About this exercise:
Where the string "range" occurs in a line of the data below, that line should be copied.

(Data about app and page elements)

· · · · ·

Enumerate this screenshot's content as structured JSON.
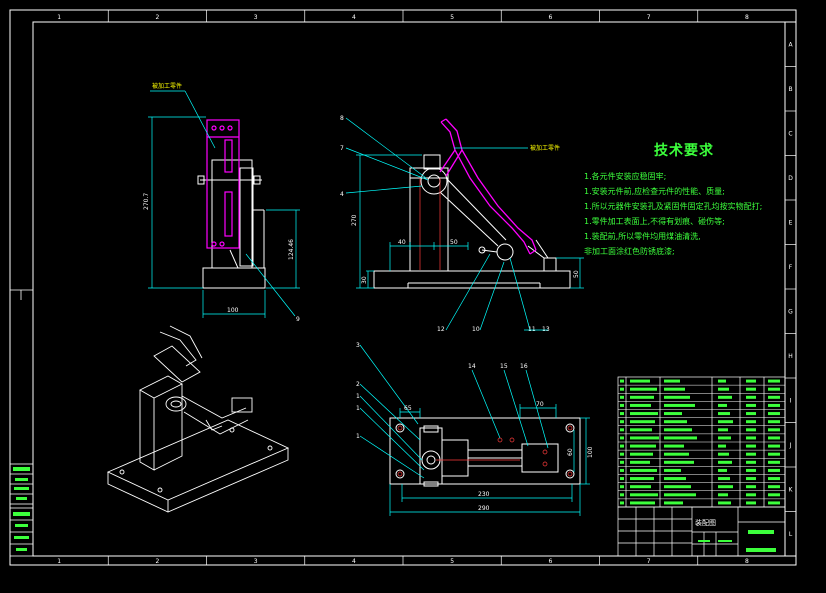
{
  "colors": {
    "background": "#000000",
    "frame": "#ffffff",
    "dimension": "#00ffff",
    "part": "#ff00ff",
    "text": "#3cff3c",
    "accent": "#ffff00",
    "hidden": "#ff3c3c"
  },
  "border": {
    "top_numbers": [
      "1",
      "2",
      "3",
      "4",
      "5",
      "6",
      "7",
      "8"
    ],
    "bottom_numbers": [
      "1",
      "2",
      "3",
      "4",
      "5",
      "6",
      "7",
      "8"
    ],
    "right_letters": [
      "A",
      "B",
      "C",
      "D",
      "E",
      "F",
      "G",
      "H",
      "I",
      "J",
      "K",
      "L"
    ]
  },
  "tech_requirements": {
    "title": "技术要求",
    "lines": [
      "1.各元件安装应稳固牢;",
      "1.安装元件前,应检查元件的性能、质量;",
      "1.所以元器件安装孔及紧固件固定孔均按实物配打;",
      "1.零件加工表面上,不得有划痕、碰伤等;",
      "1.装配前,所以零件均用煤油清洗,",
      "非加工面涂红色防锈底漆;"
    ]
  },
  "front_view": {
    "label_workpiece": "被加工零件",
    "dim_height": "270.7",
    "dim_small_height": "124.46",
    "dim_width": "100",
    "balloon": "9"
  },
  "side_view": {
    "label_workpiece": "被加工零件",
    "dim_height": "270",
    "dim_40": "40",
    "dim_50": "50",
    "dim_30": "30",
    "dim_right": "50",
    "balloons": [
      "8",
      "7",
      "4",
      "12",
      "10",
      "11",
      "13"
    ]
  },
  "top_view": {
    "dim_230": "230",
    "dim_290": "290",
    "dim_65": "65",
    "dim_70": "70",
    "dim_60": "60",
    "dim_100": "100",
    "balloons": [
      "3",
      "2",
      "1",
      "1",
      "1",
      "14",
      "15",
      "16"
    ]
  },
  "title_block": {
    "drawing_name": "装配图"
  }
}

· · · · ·

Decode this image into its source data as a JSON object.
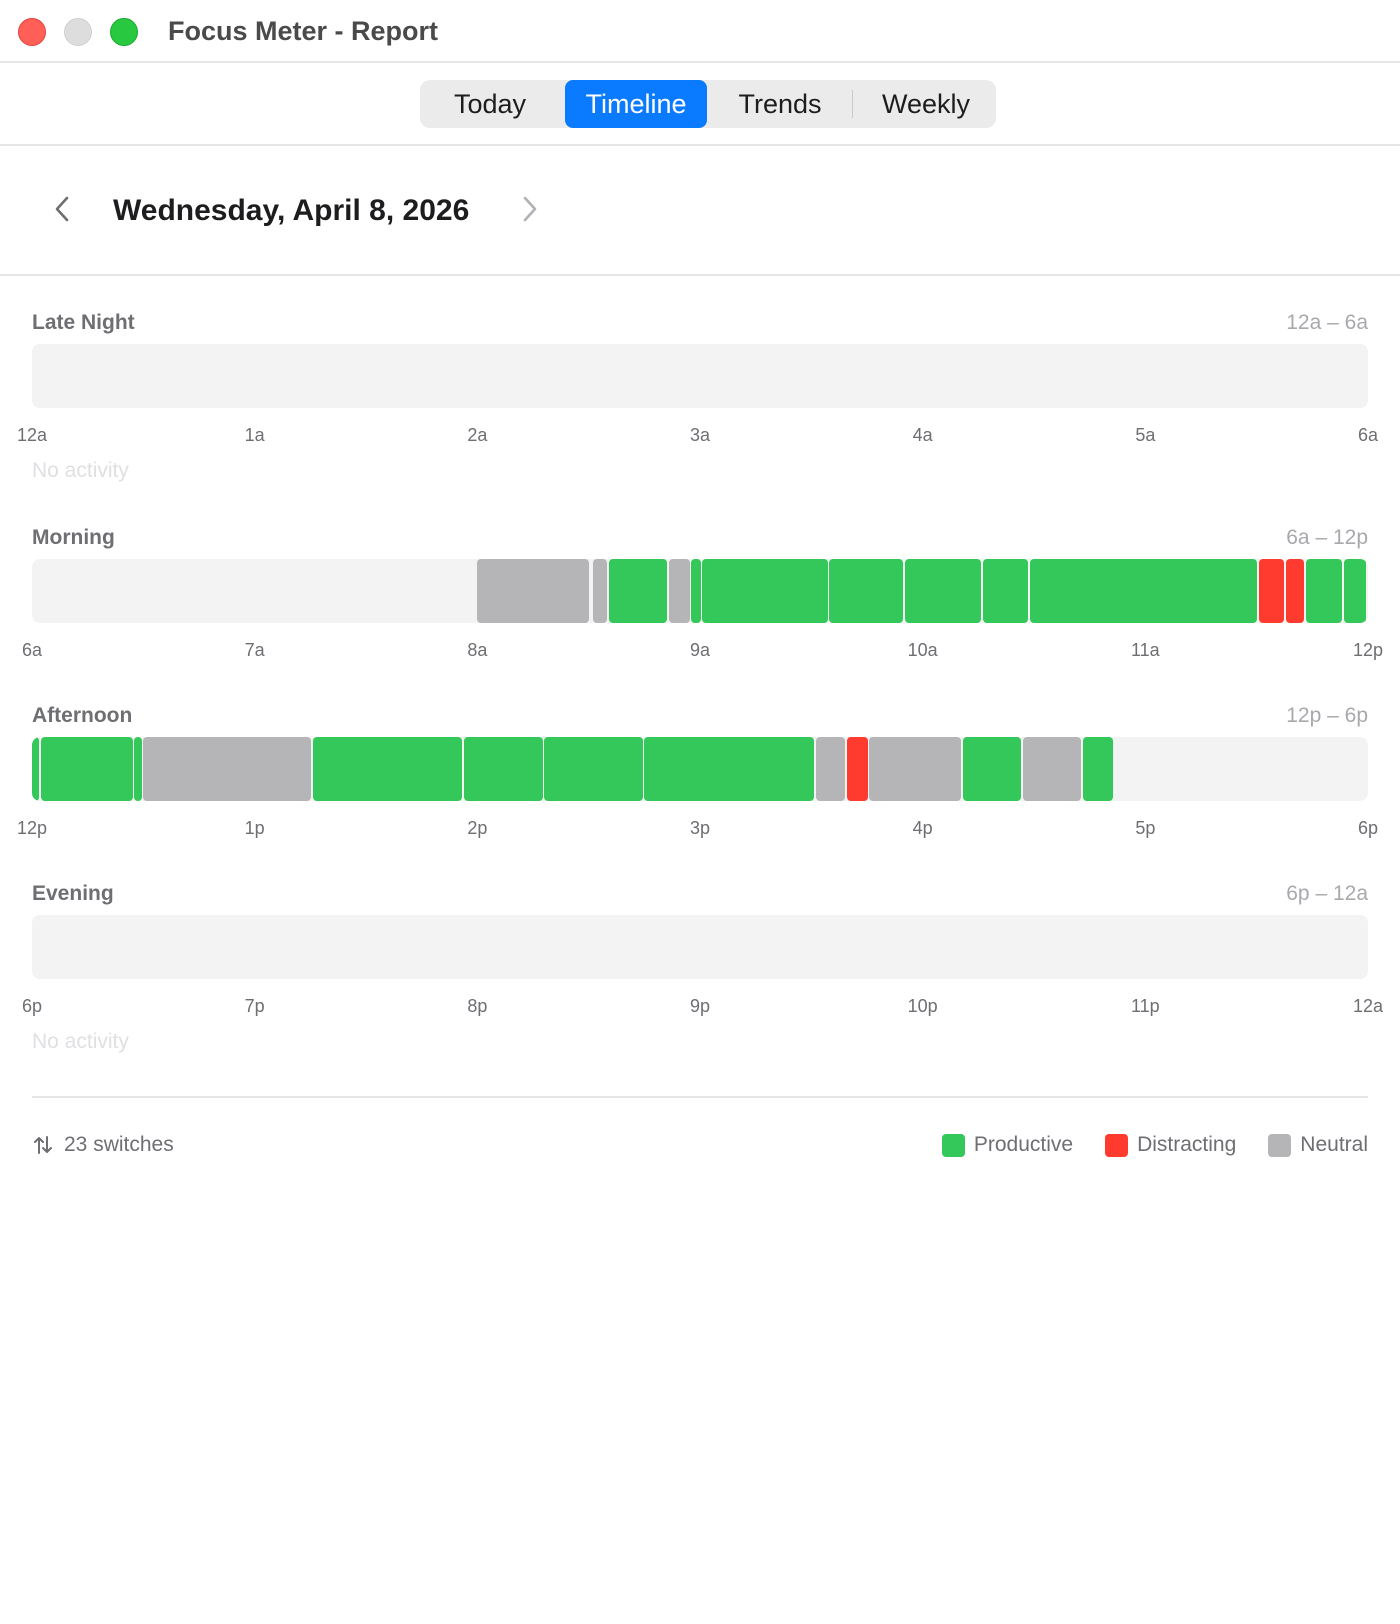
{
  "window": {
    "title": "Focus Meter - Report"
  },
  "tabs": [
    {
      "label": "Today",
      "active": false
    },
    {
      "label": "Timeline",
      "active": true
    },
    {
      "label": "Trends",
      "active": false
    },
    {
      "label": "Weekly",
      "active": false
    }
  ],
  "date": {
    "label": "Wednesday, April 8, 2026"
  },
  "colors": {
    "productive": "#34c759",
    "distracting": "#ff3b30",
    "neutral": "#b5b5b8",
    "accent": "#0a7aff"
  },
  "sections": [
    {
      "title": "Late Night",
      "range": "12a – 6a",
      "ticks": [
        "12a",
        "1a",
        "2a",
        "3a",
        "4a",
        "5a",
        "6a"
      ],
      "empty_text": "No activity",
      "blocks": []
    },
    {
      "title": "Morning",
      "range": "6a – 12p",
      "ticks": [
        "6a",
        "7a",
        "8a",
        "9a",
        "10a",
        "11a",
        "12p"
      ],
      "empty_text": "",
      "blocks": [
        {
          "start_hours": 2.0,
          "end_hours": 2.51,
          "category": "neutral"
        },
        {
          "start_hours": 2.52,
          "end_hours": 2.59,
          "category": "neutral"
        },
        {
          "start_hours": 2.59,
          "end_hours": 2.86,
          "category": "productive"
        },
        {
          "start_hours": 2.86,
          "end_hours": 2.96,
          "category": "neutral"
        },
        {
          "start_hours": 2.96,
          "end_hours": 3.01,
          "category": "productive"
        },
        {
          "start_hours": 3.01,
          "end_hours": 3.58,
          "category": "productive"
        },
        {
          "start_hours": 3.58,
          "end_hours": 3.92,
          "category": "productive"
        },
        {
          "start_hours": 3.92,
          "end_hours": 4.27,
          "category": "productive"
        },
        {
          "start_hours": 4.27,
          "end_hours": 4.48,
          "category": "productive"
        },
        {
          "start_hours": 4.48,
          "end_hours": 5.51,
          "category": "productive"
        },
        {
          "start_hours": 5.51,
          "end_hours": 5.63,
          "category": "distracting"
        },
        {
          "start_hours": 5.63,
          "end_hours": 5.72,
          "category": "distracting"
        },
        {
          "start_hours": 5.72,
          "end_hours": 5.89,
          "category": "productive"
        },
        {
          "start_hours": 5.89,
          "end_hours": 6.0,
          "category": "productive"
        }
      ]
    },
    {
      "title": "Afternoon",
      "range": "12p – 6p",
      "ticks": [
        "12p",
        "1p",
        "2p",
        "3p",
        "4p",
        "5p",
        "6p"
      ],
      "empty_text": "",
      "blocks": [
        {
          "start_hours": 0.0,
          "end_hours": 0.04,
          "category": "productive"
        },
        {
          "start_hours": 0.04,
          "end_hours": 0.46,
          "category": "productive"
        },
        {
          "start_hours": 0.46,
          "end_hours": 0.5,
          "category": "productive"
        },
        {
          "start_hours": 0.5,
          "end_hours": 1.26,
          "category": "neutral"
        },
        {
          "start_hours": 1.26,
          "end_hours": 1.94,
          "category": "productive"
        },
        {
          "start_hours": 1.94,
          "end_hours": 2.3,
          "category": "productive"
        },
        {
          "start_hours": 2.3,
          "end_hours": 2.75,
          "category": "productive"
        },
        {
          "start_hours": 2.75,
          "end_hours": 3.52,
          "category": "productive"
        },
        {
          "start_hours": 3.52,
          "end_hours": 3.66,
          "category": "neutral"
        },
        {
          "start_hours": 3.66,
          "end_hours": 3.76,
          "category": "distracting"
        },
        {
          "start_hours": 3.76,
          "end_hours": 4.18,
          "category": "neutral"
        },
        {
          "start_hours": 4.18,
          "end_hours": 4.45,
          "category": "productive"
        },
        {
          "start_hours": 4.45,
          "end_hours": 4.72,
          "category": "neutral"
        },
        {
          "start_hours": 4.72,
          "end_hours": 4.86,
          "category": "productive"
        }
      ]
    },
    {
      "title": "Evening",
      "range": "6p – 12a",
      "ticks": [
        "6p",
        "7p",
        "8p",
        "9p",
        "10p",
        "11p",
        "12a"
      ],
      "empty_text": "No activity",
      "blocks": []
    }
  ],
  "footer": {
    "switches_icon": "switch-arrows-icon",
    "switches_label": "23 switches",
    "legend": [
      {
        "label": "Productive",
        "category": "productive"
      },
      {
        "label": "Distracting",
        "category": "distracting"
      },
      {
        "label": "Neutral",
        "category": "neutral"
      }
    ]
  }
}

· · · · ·

Answer area:
      "range": "12a – 6a",
      "range": "6a – 12p",
      "range": "12p – 6p",
      "range": "6p – 12a",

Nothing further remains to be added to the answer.